Consume Less Sugar
Not so fun fact: The average American consumes about 2.5 pounds of sugar per week. Yikes! When sugar reacts with amino acids, both in the food we eat and in our bodies, a group of compounds called advanced glycation end products (AGEs) are formed. The formation of AGEs is a major contributor to chronic diseases, inflammation, and aging. Sugar also increases insulin and leptin levels, which, in turn, leads to unwanted fat storage and weight gain. Decrease your sugar intake to increase your health and longevity!
Eat Beans and Legumes
Most all beans and legumes are full of antioxidants, fiber, and protein. Some of the most nutritious beans and legumes include chickpeas, lentils, black beans, and pinto beans. Along with being superfoods, beans have anti-aging properties. The antioxidants found in beans help protect organs and tissues by removing damaging oxidizing agents in the body. The powerful anti-aging effects of beans are seen in the world’s Blue Zones. Blue Zones are regions throughout the world where people live healthier and longer lives. People living in Blue Zones consume four times the amount of beans and legumes than the average American!

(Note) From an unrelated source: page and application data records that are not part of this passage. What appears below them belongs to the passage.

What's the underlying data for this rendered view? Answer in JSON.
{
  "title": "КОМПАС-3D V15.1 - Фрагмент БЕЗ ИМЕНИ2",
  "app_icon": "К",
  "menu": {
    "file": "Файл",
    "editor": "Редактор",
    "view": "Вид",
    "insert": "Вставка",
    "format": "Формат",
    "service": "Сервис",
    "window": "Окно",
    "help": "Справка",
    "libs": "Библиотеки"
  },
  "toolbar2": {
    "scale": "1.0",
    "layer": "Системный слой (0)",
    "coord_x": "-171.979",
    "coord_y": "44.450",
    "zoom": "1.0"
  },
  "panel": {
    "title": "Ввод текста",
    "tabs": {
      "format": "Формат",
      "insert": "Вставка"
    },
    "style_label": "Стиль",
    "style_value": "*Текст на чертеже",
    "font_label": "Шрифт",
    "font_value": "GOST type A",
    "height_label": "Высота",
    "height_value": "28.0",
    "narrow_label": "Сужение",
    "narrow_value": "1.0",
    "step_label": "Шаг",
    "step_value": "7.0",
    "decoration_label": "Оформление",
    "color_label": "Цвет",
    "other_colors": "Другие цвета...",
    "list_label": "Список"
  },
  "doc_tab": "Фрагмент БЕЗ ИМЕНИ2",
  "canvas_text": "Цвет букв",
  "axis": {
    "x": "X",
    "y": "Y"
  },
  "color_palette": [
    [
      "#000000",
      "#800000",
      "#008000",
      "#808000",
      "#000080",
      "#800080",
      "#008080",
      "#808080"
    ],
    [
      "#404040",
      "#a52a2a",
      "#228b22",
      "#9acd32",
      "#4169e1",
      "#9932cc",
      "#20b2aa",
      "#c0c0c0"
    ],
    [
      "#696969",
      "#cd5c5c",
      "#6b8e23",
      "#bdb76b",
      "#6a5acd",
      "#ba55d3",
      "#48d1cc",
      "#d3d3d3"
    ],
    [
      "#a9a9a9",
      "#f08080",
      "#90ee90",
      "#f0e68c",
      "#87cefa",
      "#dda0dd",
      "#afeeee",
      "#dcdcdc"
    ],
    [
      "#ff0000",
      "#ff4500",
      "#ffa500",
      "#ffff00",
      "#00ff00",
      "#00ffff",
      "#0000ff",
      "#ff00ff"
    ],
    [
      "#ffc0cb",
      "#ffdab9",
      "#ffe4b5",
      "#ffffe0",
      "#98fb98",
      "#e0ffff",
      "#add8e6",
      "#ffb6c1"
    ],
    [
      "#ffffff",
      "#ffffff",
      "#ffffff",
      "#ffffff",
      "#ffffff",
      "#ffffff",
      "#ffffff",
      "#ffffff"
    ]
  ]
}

Eat More Fruits and Vegetables
You’ve probably heard this tip before, but it’s very true! Most fruits and vegetables are packed with anti-inflammatory and anti-aging properties. To name a few, red bell peppers, blueberries, and broccoli are packed with antioxidants and vitamin C. Vitamin C aids in the production of collagen, and antioxidants, which give these fruits and veggies their colors, protect the skin from sun damage and pollution.
High fiber intake contributes to successful aging. The Westmead Institute for Medical Research evaluated a study that explored the relationship between carbohydrate nutrition and healthy aging. The study was conducted on 1,600 individuals who were ages 50 and older, and the factors evaluated included carbohydrate intake, fiber intake, glycemic index, glycemic load, and sugar intake. Out of everything evaluated, individuals with the highest fiber intake were the healthiest. Adults who consume at least 30 grams of fiber per day lessen their risks of developing hypertension, diabetes, dementia, and much more.
Maintain a Normal Weight
Maintaining a healthy weight is essential for healthy aging. According to the American Medical Association, more than one-third of the United States’ adult population is obese. Obesity, having BMI over 30, increases the chances of developing high blood pressure, type 2 diabetes, heart disease, arthritis, and other chronic conditions. Losing even small amounts of excess weight can have a positive impact on overall health. Staying at a healthy weight increases energy, contributes to better sleep, and extends lifespan.
Get More Sleep
Getting an adequate amount of sleep each night is probably the closest thing to the fountain of youth! Sleep is important because the body repairs itself while we’re asleep. Prolonged periods of sleep deprivation can lead to weight gain, and also increase the risk of heart attack, stroke, and a shorter life expectancy. So, how much sleep should the average adult get? A 2002 study by the Scripps Clinic Sleep Center concluded that people who sleep six and a half to seven and a half hours per night live the longest, and those who get more or less sleep don’t live as long. This study slightly contradicts the general recommendation of seven to nine hours, but proves that sleep contributes to longevity. To ensure you’re getting a quality night’s sleep, check out some helpful tips from the National Sleep Foundation.
Long-term health is greatly impacted by our relationships with one another. In fact, satisfying relationships with family and friends are just as powerful as eating a healthy diet and getting enough sleep. Research has shown that active social lives contribute to living longer, better physical health, better mental health, and lessening the risk of dementia. According to the American College of Cardiology, people who are happily married have lower rates of cardiovascular disease compared to those who are single, divorced, or widowed. While our social lives are important, it’s also important to remember that the behaviors of others can be “contagious.” If we surround ourselves with negative people who have unhealthy habits, chances are, those unhealthy habits will eventually “infect” us. Spend time with people who encourage you to be a better you!
Regular Health Screenings
Keeping up with preventative care can help find problems before they start. We usually go to the doctor when we’re sick, but it’s important to go to the doctor even if we aren’t sick. If early signs of a disease are present, preventative care will catch them early. Treatment options for chronic conditions are better if symptoms are spotted early on. Don’t forget that preventative care also includes visits to the dentist! Untreated gum disease increases the risk of stroke, diabetes, and heart disease. Be sure to keep up with brushing, flossing, and regular dentist visits.